The silly political season has passed for a short period of time. Bet’s are on now for the presidential silly season having started, etc.
During the campaign of now senator elect x, the issue of her political statements and her reserve officer obligations came up. That is an interesting topic of discussion. Before entering the discussion I’d first recommend reading “Odd Clauses;” then the actual text of Article 88,UCMJ,and then some other cases on what it means to be an ‘officer.’ under the constitution, etc.

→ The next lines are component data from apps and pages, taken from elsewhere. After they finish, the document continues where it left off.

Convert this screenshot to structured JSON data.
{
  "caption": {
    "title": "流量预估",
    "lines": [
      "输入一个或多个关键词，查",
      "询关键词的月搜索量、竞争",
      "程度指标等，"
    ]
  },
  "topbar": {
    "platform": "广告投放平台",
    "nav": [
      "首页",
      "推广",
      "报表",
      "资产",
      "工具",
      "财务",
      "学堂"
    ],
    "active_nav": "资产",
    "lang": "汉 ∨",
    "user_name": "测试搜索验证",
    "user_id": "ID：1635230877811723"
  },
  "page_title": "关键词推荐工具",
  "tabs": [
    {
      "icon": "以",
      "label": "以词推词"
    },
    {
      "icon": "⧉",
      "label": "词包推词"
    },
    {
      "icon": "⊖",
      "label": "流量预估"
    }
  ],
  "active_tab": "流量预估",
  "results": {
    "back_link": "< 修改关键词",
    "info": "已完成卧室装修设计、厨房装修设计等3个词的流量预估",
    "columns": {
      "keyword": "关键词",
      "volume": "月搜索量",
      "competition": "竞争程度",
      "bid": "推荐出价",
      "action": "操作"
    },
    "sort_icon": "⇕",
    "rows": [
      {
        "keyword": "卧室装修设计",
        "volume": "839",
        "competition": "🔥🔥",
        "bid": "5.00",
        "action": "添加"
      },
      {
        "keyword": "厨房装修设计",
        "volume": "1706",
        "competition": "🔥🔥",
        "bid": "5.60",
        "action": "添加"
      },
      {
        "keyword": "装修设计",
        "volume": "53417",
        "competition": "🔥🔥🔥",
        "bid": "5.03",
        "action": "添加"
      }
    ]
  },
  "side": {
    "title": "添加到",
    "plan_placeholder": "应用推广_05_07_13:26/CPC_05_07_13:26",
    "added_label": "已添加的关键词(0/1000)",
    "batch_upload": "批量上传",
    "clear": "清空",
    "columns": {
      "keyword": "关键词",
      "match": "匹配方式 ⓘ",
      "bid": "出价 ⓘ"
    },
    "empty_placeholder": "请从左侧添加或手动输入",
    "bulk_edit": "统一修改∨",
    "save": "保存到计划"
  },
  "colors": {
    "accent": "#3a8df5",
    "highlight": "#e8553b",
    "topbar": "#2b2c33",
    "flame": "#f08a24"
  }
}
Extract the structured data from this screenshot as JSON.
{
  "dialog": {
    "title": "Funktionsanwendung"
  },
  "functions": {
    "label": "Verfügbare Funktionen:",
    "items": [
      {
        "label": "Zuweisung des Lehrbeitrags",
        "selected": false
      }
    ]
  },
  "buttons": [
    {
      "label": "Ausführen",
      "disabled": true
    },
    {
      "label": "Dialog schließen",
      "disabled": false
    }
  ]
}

By serendipity I’d been put onto Odd Clauses by a friend and had read it after the x issue arose. And I had completed the first chapter when I learned Oklahoma has apparently amended its constitution to allow legislators to be members of the armed forces, which a U.S. elected official maybe cannot. See Jay Wexler, The Odd Clauses: Understanding the Constitution through Ten of Its Most Curious Provisions, (2012). Anyway.
I was directed to Stein v. Dowling. You may remember he made some public statements that were considered improper and administrative discharge proceedings were initiated. You can read about why he lost at the district court level. Dwight “ML” Sulllivan commented on the case here, and discussed it at a Yale conference on 8 November in the context of intersections between law and technology – a must (intentionally mispelled) interesting discussion – indeed.